The jury, in a 5 to 1 vote, held that Aruba intentionally created a private nuisance. Interestingly, it neither found that Aruba’s conduct was abnormal or out-of-place with surrounding activities, nor that any exemplary damages were justified. The total damages award was reportedly divided as follows: (a) loss of market value to the subject property ($275,000); (b) past physical pain and suffering ($2,000,000); (c) future physical pain and suffering ($250,000); and (d) past mental anguish ($400,000). What will be perhaps most interesting for those watching this early case from a key fracturing jurisdiction is whether the verdict actually holds up after likely post-trial motions and appeal. Will the Parrs defeat challenges that insufficient evidence existed proving their claimed injuries did not pre-exist Aruba’s drilling? Are the future damages too speculative as a matter of law? Can the physical pain and suffering award be legally sustained without the support of adequate expert testimony?
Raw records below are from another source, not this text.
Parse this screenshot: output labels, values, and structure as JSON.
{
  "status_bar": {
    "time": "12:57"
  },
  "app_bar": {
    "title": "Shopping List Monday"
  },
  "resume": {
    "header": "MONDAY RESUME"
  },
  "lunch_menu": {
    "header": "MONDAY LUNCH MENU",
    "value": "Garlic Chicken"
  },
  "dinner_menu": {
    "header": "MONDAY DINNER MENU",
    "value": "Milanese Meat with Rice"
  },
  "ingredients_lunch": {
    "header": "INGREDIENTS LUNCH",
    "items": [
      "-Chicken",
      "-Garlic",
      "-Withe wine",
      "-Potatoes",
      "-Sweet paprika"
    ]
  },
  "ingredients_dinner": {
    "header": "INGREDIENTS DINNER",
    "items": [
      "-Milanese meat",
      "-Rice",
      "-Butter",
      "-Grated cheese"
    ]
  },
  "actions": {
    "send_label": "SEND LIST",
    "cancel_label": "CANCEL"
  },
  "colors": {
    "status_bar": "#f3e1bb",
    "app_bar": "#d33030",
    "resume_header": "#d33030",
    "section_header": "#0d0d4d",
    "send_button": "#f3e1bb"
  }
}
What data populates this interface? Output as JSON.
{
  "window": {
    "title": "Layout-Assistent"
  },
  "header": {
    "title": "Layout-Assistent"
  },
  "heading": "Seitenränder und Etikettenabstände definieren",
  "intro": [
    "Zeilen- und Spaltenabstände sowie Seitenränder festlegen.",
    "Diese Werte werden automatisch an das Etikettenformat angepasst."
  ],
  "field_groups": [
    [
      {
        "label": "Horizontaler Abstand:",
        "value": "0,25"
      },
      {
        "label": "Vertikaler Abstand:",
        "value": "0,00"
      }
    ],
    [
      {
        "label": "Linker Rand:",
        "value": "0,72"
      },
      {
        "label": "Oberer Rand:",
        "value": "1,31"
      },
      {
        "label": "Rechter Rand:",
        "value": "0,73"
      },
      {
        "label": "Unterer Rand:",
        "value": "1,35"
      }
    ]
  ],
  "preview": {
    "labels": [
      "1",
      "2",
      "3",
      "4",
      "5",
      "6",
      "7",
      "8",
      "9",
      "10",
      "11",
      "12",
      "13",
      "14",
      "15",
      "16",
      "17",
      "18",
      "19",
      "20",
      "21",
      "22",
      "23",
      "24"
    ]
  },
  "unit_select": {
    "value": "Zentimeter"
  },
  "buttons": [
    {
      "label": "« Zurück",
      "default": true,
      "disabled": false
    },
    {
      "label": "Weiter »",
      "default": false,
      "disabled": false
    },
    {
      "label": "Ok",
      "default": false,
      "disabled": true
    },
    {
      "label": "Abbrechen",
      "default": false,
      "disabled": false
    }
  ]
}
Will the liability finding stand given the jury’s holding that Aruba’s conduct was neither abnormal nor out-of-place — especially as Aruba’s wells’ emissions were reportedly within applicable air quality limits?

By the time of our next report, we hope to know the answers to some of these questions, and perhaps begin to see whether this particular verdict, and any post-trial alterations, affect future cases.